* _What to do_
The whole answer is the data below, retyped exactly.

* _Exercise material_

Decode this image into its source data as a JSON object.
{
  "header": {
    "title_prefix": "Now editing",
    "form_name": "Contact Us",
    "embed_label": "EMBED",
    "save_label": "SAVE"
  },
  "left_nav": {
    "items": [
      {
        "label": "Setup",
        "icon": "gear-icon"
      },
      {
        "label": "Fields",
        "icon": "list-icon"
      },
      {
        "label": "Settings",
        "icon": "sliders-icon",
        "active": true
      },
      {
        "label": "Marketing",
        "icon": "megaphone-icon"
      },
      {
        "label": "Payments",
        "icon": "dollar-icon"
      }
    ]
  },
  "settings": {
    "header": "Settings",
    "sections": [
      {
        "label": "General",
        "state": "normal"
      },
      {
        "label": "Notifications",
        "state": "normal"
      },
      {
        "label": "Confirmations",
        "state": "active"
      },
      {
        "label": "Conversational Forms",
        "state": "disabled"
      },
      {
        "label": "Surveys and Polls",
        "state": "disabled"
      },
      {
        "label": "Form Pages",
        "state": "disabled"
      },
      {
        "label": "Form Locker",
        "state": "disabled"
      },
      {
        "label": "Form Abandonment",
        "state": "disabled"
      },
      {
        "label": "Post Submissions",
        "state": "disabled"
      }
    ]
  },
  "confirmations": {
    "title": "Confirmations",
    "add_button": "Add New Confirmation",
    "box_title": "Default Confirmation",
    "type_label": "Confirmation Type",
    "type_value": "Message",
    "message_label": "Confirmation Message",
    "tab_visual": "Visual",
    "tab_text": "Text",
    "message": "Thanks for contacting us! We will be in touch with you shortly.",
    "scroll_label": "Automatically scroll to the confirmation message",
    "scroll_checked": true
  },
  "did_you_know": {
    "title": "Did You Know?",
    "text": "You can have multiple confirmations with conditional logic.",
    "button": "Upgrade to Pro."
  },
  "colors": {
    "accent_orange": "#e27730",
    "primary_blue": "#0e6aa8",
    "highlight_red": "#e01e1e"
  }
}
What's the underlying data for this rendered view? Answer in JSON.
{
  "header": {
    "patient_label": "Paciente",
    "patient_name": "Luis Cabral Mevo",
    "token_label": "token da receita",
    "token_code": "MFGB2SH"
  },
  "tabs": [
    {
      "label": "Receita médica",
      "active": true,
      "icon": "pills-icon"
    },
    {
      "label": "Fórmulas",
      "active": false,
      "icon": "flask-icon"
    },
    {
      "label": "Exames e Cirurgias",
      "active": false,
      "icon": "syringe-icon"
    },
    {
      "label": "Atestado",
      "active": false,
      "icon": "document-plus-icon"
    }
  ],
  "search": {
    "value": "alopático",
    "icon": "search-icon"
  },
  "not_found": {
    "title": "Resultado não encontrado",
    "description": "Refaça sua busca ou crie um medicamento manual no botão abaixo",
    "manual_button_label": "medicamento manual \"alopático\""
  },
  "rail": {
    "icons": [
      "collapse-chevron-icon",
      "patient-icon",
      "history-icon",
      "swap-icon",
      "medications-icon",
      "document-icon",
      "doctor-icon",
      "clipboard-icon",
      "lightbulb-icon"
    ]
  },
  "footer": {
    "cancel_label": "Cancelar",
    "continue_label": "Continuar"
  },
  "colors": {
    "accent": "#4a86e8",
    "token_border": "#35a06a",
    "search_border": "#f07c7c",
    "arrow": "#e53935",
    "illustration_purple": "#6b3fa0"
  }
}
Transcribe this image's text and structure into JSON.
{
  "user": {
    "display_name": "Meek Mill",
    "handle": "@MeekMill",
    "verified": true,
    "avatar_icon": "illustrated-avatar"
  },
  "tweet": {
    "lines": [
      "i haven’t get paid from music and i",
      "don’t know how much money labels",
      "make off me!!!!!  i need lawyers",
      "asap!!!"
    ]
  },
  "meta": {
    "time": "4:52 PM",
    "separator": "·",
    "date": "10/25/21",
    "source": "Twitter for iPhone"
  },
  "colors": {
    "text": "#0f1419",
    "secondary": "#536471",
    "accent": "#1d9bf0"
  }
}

* _Reply to the task_
Decode this image into its source data as a JSON object.
{
  "header": {
    "title_prefix": "Now editing",
    "form_name": "Contact Us",
    "embed_label": "EMBED",
    "save_label": "SAVE"
  },
  "left_nav": {
    "items": [
      {
        "label": "Setup",
        "icon": "gear-icon"
      },
      {
        "label": "Fields",
        "icon": "list-icon"
      },
      {
        "label": "Settings",
        "icon": "sliders-icon",
        "active": true
      },
      {
        "label": "Marketing",
        "icon": "megaphone-icon"
      },
      {
        "label": "Payments",
        "icon": "dollar-icon"
      }
    ]
  },
  "settings": {
    "header": "Settings",
    "sections": [
      {
        "label": "General",
        "state": "normal"
      },
      {
        "label": "Notifications",
        "state": "normal"
      },
      {
        "label": "Confirmations",
        "state": "active"
      },
      {
        "label": "Conversational Forms",
        "state": "disabled"
      },
      {
        "label": "Surveys and Polls",
        "state": "disabled"
      },
      {
        "label": "Form Pages",
        "state": "disabled"
      },
      {
        "label": "Form Locker",
        "state": "disabled"
      },
      {
        "label": "Form Abandonment",
        "state": "disabled"
      },
      {
        "label": "Post Submissions",
        "state": "disabled"
      }
    ]
  },
  "confirmations": {
    "title": "Confirmations",
    "add_button": "Add New Confirmation",
    "box_title": "Default Confirmation",
    "type_label": "Confirmation Type",
    "type_value": "Message",
    "message_label": "Confirmation Message",
    "tab_visual": "Visual",
    "tab_text": "Text",
    "message": "Thanks for contacting us! We will be in touch with you shortly.",
    "scroll_label": "Automatically scroll to the confirmation message",
    "scroll_checked": true
  },
  "did_you_know": {
    "title": "Did You Know?",
    "text": "You can have multiple confirmations with conditional logic.",
    "button": "Upgrade to Pro."
  },
  "colors": {
    "accent_orange": "#e27730",
    "primary_blue": "#0e6aa8",
    "highlight_red": "#e01e1e"
  }
}
What's the underlying data for this rendered view? Answer in JSON.
{
  "header": {
    "patient_label": "Paciente",
    "patient_name": "Luis Cabral Mevo",
    "token_label": "token da receita",
    "token_code": "MFGB2SH"
  },
  "tabs": [
    {
      "label": "Receita médica",
      "active": true,
      "icon": "pills-icon"
    },
    {
      "label": "Fórmulas",
      "active": false,
      "icon": "flask-icon"
    },
    {
      "label": "Exames e Cirurgias",
      "active": false,
      "icon": "syringe-icon"
    },
    {
      "label": "Atestado",
      "active": false,
      "icon": "document-plus-icon"
    }
  ],
  "search": {
    "value": "alopático",
    "icon": "search-icon"
  },
  "not_found": {
    "title": "Resultado não encontrado",
    "description": "Refaça sua busca ou crie um medicamento manual no botão abaixo",
    "manual_button_label": "medicamento manual \"alopático\""
  },
  "rail": {
    "icons": [
      "collapse-chevron-icon",
      "patient-icon",
      "history-icon",
      "swap-icon",
      "medications-icon",
      "document-icon",
      "doctor-icon",
      "clipboard-icon",
      "lightbulb-icon"
    ]
  },
  "footer": {
    "cancel_label": "Cancelar",
    "continue_label": "Continuar"
  },
  "colors": {
    "accent": "#4a86e8",
    "token_border": "#35a06a",
    "search_border": "#f07c7c",
    "arrow": "#e53935",
    "illustration_purple": "#6b3fa0"
  }
}
Transcribe this image's text and structure into JSON.
{
  "user": {
    "display_name": "Meek Mill",
    "handle": "@MeekMill",
    "verified": true,
    "avatar_icon": "illustrated-avatar"
  },
  "tweet": {
    "lines": [
      "i haven’t get paid from music and i",
      "don’t know how much money labels",
      "make off me!!!!!  i need lawyers",
      "asap!!!"
    ]
  },
  "meta": {
    "time": "4:52 PM",
    "separator": "·",
    "date": "10/25/21",
    "source": "Twitter for iPhone"
  },
  "colors": {
    "text": "#0f1419",
    "secondary": "#536471",
    "accent": "#1d9bf0"
  }
}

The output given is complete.